[Opening Entries supplied section]
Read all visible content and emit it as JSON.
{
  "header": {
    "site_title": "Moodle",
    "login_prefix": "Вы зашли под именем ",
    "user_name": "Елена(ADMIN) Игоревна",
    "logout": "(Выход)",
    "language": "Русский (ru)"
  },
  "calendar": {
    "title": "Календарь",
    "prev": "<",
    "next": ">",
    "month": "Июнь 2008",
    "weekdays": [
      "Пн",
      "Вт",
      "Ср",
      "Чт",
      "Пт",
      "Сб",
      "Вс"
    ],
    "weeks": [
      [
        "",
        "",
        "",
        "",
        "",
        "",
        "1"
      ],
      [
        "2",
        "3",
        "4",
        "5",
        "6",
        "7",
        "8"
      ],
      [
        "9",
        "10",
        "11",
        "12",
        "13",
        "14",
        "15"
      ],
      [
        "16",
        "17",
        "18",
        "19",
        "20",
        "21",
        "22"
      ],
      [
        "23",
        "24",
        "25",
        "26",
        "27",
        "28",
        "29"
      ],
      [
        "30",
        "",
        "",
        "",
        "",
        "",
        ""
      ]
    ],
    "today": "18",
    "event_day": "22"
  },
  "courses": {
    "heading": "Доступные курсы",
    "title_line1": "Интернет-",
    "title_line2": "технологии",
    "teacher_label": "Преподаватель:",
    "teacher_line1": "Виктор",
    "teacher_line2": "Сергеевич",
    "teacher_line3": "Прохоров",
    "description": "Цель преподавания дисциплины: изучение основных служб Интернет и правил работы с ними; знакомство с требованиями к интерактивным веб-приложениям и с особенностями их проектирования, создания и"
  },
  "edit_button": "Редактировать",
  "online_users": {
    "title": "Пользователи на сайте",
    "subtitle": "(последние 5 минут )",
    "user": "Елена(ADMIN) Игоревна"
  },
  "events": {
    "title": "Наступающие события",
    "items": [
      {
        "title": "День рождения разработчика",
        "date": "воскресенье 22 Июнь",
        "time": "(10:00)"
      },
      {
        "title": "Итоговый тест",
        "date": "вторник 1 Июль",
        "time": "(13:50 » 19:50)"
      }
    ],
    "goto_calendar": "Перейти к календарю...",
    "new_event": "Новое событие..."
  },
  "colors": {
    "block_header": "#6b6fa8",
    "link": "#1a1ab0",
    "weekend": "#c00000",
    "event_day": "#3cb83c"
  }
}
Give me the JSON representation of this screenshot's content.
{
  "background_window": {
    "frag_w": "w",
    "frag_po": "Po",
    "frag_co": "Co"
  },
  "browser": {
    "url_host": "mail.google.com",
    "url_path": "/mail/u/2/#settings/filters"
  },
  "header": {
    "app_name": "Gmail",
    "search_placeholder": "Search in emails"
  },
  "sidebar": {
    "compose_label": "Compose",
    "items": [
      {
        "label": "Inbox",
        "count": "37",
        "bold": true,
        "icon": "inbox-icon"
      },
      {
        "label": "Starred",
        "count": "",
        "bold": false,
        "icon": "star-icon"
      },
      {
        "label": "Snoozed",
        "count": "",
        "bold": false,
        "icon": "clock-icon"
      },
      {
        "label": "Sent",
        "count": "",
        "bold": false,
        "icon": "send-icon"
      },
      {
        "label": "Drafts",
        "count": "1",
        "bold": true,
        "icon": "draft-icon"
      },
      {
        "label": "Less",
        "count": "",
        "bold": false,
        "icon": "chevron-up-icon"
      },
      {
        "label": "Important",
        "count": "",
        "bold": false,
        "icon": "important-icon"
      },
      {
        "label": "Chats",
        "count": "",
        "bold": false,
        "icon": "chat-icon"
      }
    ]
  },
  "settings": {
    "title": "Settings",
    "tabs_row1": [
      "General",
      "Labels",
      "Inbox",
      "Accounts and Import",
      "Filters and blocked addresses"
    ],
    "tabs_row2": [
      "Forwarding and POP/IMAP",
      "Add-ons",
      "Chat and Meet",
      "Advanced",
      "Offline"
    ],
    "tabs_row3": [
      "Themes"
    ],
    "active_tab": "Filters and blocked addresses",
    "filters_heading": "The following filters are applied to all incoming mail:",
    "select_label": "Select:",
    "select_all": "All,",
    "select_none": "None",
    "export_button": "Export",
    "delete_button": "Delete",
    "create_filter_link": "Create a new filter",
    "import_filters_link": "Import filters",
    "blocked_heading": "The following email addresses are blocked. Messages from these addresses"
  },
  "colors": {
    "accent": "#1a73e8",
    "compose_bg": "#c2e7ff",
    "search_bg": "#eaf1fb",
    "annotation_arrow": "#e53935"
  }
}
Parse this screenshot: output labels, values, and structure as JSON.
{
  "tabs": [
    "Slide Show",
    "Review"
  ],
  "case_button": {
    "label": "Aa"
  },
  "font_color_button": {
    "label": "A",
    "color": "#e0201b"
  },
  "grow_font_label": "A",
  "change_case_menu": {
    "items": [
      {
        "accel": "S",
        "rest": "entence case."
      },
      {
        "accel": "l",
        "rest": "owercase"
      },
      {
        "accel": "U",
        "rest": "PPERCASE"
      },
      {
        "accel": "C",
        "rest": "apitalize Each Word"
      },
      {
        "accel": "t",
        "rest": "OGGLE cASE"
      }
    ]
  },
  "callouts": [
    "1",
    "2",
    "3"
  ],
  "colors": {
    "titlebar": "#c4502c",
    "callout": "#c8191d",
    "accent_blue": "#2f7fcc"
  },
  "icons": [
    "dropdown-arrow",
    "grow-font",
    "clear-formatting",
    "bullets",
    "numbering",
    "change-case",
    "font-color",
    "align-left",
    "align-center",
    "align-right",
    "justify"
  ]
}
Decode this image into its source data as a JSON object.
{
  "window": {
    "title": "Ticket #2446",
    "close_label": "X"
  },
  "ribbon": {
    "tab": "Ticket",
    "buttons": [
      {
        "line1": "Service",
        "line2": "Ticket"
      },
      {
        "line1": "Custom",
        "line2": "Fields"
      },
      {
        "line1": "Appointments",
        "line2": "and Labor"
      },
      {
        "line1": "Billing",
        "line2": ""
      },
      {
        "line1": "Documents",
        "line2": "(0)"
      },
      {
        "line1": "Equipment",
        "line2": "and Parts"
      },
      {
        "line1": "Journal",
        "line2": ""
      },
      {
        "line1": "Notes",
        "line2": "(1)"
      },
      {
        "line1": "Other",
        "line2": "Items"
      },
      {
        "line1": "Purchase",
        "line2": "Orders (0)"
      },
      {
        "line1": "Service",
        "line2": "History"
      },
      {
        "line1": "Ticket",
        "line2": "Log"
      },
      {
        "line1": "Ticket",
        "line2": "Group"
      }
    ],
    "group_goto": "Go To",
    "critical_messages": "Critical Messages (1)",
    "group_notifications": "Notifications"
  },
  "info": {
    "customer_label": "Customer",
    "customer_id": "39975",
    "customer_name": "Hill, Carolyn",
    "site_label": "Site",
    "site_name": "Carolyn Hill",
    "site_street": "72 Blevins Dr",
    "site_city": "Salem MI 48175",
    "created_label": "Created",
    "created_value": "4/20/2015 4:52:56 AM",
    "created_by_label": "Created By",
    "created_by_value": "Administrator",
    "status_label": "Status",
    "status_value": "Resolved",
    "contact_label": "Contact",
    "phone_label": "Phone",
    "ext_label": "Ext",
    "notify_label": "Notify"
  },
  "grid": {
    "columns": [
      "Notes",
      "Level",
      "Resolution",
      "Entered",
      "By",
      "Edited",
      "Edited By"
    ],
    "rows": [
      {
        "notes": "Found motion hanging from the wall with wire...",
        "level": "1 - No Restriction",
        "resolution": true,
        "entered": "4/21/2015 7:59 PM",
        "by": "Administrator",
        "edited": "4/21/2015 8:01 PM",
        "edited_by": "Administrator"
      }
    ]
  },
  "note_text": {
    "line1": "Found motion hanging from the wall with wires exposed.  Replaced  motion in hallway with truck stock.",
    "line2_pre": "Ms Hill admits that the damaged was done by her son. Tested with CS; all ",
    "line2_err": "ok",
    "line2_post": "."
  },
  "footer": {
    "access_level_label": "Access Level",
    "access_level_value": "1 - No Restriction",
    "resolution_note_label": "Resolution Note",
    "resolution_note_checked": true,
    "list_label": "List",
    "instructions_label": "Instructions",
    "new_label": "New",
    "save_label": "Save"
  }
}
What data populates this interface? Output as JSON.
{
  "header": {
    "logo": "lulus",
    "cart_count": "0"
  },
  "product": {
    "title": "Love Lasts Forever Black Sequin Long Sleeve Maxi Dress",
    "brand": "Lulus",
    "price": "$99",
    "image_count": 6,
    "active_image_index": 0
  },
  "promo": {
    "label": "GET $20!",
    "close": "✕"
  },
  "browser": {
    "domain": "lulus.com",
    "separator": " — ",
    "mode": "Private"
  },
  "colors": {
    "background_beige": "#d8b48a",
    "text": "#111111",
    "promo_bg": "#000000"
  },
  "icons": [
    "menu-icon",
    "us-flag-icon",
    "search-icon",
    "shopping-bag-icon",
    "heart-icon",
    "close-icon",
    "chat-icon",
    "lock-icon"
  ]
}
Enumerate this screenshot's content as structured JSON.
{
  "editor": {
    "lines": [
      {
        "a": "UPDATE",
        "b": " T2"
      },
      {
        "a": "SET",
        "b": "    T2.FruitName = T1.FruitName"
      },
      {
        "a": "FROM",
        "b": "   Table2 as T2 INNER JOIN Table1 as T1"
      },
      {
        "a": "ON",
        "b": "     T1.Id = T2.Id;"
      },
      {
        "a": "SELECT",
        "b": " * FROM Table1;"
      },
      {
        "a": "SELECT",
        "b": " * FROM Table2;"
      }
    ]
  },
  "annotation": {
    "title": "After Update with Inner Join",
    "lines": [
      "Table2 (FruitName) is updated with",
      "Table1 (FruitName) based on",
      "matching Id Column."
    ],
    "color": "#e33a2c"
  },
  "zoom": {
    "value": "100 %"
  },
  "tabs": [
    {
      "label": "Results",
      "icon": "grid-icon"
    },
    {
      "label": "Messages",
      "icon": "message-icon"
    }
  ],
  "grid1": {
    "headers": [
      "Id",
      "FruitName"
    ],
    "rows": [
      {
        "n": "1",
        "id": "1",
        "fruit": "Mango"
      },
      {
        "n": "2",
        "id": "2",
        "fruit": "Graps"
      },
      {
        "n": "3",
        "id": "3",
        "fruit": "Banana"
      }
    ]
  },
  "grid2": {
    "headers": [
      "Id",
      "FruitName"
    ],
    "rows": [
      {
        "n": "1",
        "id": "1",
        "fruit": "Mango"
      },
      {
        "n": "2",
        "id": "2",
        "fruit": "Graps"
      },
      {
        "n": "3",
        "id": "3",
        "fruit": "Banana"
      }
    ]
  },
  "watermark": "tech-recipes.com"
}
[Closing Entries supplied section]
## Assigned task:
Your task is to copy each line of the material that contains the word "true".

## Response to the task:
        "bold": true,
        "bold": true,
        "resolution": true,
    "resolution_note_checked": true,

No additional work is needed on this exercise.